__Task objective__: All of the entries are to be restated word for word.

___ Supplied data

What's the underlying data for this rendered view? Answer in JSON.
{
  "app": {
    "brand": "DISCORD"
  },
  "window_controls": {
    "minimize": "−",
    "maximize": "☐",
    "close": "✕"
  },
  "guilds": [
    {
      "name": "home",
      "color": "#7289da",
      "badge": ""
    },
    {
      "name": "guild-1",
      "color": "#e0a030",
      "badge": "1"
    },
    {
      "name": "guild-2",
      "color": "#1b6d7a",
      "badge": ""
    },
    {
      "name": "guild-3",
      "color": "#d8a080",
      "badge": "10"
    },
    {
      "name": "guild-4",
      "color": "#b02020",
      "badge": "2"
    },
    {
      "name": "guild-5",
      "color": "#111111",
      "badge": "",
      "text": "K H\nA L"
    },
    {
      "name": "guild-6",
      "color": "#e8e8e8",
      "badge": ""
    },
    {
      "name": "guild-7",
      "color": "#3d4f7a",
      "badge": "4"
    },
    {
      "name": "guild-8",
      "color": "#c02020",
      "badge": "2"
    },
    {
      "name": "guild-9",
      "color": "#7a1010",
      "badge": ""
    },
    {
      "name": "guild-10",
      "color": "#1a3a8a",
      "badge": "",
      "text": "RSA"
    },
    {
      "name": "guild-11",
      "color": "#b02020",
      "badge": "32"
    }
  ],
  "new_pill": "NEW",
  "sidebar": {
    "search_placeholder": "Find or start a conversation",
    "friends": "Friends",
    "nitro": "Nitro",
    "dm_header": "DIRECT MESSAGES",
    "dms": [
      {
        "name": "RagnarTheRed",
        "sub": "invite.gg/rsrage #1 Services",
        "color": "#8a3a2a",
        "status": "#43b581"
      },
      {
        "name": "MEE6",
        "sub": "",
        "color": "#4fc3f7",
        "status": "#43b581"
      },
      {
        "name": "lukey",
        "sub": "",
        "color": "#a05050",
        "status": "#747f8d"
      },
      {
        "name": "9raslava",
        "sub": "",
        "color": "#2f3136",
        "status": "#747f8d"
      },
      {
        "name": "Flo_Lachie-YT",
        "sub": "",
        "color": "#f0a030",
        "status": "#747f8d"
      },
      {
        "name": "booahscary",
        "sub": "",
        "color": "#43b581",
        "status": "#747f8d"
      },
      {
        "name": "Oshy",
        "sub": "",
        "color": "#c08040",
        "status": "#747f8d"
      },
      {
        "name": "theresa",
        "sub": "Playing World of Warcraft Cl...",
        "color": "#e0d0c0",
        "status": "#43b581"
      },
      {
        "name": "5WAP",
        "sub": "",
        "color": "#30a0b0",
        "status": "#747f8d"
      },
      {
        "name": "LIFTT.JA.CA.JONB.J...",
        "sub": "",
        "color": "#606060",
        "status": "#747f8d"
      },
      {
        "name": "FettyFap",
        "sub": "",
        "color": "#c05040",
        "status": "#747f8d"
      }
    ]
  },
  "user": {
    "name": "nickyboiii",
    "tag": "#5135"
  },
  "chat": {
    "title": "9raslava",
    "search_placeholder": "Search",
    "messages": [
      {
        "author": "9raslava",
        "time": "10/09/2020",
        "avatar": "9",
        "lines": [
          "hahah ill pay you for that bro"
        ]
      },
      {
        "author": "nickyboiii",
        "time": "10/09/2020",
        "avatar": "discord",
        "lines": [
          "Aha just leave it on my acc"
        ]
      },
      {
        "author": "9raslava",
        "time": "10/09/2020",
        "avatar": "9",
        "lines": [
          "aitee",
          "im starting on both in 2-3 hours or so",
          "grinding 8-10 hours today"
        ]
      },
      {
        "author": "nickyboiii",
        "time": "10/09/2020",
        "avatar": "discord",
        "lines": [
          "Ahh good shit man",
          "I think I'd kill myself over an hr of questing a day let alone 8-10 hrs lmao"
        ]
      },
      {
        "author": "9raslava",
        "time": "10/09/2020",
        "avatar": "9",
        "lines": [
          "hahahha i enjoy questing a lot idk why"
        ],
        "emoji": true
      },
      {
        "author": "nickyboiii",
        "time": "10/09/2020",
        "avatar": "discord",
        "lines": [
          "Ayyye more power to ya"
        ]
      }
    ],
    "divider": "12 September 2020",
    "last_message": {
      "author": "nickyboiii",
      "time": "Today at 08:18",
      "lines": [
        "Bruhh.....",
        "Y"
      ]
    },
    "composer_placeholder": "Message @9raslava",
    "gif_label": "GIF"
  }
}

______

__Written solution__:
What's the underlying data for this rendered view? Answer in JSON.
{
  "app": {
    "brand": "DISCORD"
  },
  "window_controls": {
    "minimize": "−",
    "maximize": "☐",
    "close": "✕"
  },
  "guilds": [
    {
      "name": "home",
      "color": "#7289da",
      "badge": ""
    },
    {
      "name": "guild-1",
      "color": "#e0a030",
      "badge": "1"
    },
    {
      "name": "guild-2",
      "color": "#1b6d7a",
      "badge": ""
    },
    {
      "name": "guild-3",
      "color": "#d8a080",
      "badge": "10"
    },
    {
      "name": "guild-4",
      "color": "#b02020",
      "badge": "2"
    },
    {
      "name": "guild-5",
      "color": "#111111",
      "badge": "",
      "text": "K H\nA L"
    },
    {
      "name": "guild-6",
      "color": "#e8e8e8",
      "badge": ""
    },
    {
      "name": "guild-7",
      "color": "#3d4f7a",
      "badge": "4"
    },
    {
      "name": "guild-8",
      "color": "#c02020",
      "badge": "2"
    },
    {
      "name": "guild-9",
      "color": "#7a1010",
      "badge": ""
    },
    {
      "name": "guild-10",
      "color": "#1a3a8a",
      "badge": "",
      "text": "RSA"
    },
    {
      "name": "guild-11",
      "color": "#b02020",
      "badge": "32"
    }
  ],
  "new_pill": "NEW",
  "sidebar": {
    "search_placeholder": "Find or start a conversation",
    "friends": "Friends",
    "nitro": "Nitro",
    "dm_header": "DIRECT MESSAGES",
    "dms": [
      {
        "name": "RagnarTheRed",
        "sub": "invite.gg/rsrage #1 Services",
        "color": "#8a3a2a",
        "status": "#43b581"
      },
      {
        "name": "MEE6",
        "sub": "",
        "color": "#4fc3f7",
        "status": "#43b581"
      },
      {
        "name": "lukey",
        "sub": "",
        "color": "#a05050",
        "status": "#747f8d"
      },
      {
        "name": "9raslava",
        "sub": "",
        "color": "#2f3136",
        "status": "#747f8d"
      },
      {
        "name": "Flo_Lachie-YT",
        "sub": "",
        "color": "#f0a030",
        "status": "#747f8d"
      },
      {
        "name": "booahscary",
        "sub": "",
        "color": "#43b581",
        "status": "#747f8d"
      },
      {
        "name": "Oshy",
        "sub": "",
        "color": "#c08040",
        "status": "#747f8d"
      },
      {
        "name": "theresa",
        "sub": "Playing World of Warcraft Cl...",
        "color": "#e0d0c0",
        "status": "#43b581"
      },
      {
        "name": "5WAP",
        "sub": "",
        "color": "#30a0b0",
        "status": "#747f8d"
      },
      {
        "name": "LIFTT.JA.CA.JONB.J...",
        "sub": "",
        "color": "#606060",
        "status": "#747f8d"
      },
      {
        "name": "FettyFap",
        "sub": "",
        "color": "#c05040",
        "status": "#747f8d"
      }
    ]
  },
  "user": {
    "name": "nickyboiii",
    "tag": "#5135"
  },
  "chat": {
    "title": "9raslava",
    "search_placeholder": "Search",
    "messages": [
      {
        "author": "9raslava",
        "time": "10/09/2020",
        "avatar": "9",
        "lines": [
          "hahah ill pay you for that bro"
        ]
      },
      {
        "author": "nickyboiii",
        "time": "10/09/2020",
        "avatar": "discord",
        "lines": [
          "Aha just leave it on my acc"
        ]
      },
      {
        "author": "9raslava",
        "time": "10/09/2020",
        "avatar": "9",
        "lines": [
          "aitee",
          "im starting on both in 2-3 hours or so",
          "grinding 8-10 hours today"
        ]
      },
      {
        "author": "nickyboiii",
        "time": "10/09/2020",
        "avatar": "discord",
        "lines": [
          "Ahh good shit man",
          "I think I'd kill myself over an hr of questing a day let alone 8-10 hrs lmao"
        ]
      },
      {
        "author": "9raslava",
        "time": "10/09/2020",
        "avatar": "9",
        "lines": [
          "hahahha i enjoy questing a lot idk why"
        ],
        "emoji": true
      },
      {
        "author": "nickyboiii",
        "time": "10/09/2020",
        "avatar": "discord",
        "lines": [
          "Ayyye more power to ya"
        ]
      }
    ],
    "divider": "12 September 2020",
    "last_message": {
      "author": "nickyboiii",
      "time": "Today at 08:18",
      "lines": [
        "Bruhh.....",
        "Y"
      ]
    },
    "composer_placeholder": "Message @9raslava",
    "gif_label": "GIF"
  }
}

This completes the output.